• Task to complete
Filter the listing below down to the lines holding the word "Settings", and copy those lines.

• Exercise material
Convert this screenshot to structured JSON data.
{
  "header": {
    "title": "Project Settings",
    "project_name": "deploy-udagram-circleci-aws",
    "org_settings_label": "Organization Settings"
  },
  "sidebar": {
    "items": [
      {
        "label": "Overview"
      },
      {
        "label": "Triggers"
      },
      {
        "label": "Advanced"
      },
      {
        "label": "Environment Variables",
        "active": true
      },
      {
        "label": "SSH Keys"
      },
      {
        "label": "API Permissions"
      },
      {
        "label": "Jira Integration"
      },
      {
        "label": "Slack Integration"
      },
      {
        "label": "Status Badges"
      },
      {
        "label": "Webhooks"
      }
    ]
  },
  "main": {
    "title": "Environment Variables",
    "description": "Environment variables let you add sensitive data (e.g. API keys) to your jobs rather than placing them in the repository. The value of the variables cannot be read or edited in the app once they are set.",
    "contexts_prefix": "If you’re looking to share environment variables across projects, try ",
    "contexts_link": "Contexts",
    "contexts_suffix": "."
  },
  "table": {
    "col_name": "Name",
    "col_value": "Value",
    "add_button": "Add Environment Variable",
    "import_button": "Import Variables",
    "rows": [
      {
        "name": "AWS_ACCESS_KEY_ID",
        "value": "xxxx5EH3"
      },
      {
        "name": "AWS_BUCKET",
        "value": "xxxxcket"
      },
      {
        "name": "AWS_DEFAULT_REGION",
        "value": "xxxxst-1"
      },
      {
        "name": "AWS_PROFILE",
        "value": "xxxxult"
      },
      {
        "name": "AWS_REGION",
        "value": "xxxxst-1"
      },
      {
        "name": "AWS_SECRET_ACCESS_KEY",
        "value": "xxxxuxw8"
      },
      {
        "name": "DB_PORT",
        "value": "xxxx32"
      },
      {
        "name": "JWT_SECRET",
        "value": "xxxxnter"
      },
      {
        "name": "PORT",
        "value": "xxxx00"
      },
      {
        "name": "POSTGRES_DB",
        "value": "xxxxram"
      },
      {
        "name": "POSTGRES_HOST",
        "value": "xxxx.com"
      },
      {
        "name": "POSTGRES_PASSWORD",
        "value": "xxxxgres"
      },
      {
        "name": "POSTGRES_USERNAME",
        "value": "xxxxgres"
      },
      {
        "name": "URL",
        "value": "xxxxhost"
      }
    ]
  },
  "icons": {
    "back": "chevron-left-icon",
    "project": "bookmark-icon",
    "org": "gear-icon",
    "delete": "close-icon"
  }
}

• Written response
    "title": "Project Settings",
    "org_settings_label": "Organization Settings"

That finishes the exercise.